People who apply for disability benefits are approved or denied based on their ability to work. Claimants will not be awarded SSD or SSI unless they can prove that their impairment is severe enough to preclude them from performing their current job or any other type of work for which they may be suited.
Disability examiners at the state Disability Determination Services (DDS) agency are in charge of making all decisions on initial applications and reconsideration appeals for Social Security. When a claimant applies for disability, the examiner reviews the medical and work history to determine if the claimant could be expected to earn a living despite his or her impairment.
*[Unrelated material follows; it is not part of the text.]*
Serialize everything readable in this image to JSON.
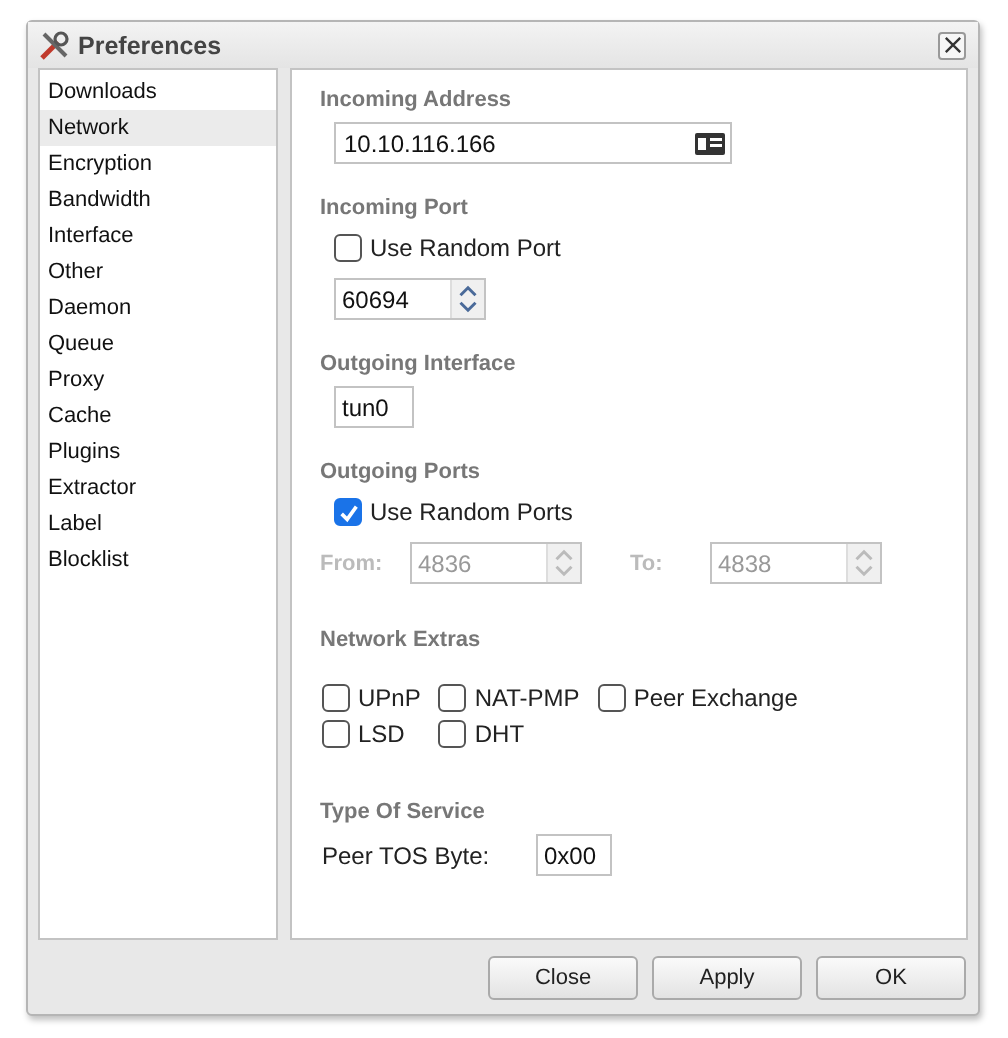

In reviewing medical records for social security disability and SSI disability claims, disability examiners try to determine what activities a claimant can and cannot perform, known as his residual functional capacity (RFC). Detailed physician notes, preferably from a doctor with a lot of experience treating the impairment in question, can help a lot when it comes to a disability RFC rating. Ideally a claimant’s medical records will include not only a diagnosis and prognosis (how the condition is expected to progress over time), but also specifics as to how the medical condition affects the claimant’s ability to perform routine tasks, such as bending, lifting, memory, concentration, etc.
Disability examiners take into consideration a claimant’s functional limitations before assigning a rating of heavy, medium, light, or sedentary exertional work. In most cases, disability examiners must take their decision to the doctor assigned to their unit for approval before it becomes final, although in some cases Social Security does allow disability examiners to act as single decision makers (SDMs).
Typically, those approved for heavy or medium exertional work have a harder time winning SSD/SSI than those who are approved for light exertional work (with the exception of those filing on the basis of a mental impairment). The medium RFC rating requires that one be capable of lifting 25 pounds frequently, and 50 pounds occasionally.
Unfortunately, there are a lot of people approved for medium work by disability examiners who should have been given a rating for light exertional work, and this may be part of the reason so many DDS denials are later overturned by federal administrative law judges.
This is because, although many will deny it, the disability determination process is not entirely objective, and the personal experiences and beliefs of the examiners do come into play — they’re only human. Consider this: The average disability examiner is under 30, and therefore probably has little or no experience with chronic pain or illness, so it is difficult for the average examiner to truly empathize with most applicants. Also, being relatively young, the examiner may not realize exactly how much stress 50 pounds can place on an older adult, particularly one with a condition like degenerative disc disease, fibromyalgia, arthritis, or spinal stenosis.
Even some physicians lose the ability to empathize with their patients over time. It’s basic psychology — the more you hear complaints of pain and suffering, the more you become desensitized to them. So it’s very important that those filing for SSD/SSI tell their physician that they are seeking disability, and to ask that the doctor include detailed information regarding any functional limitations in his notes.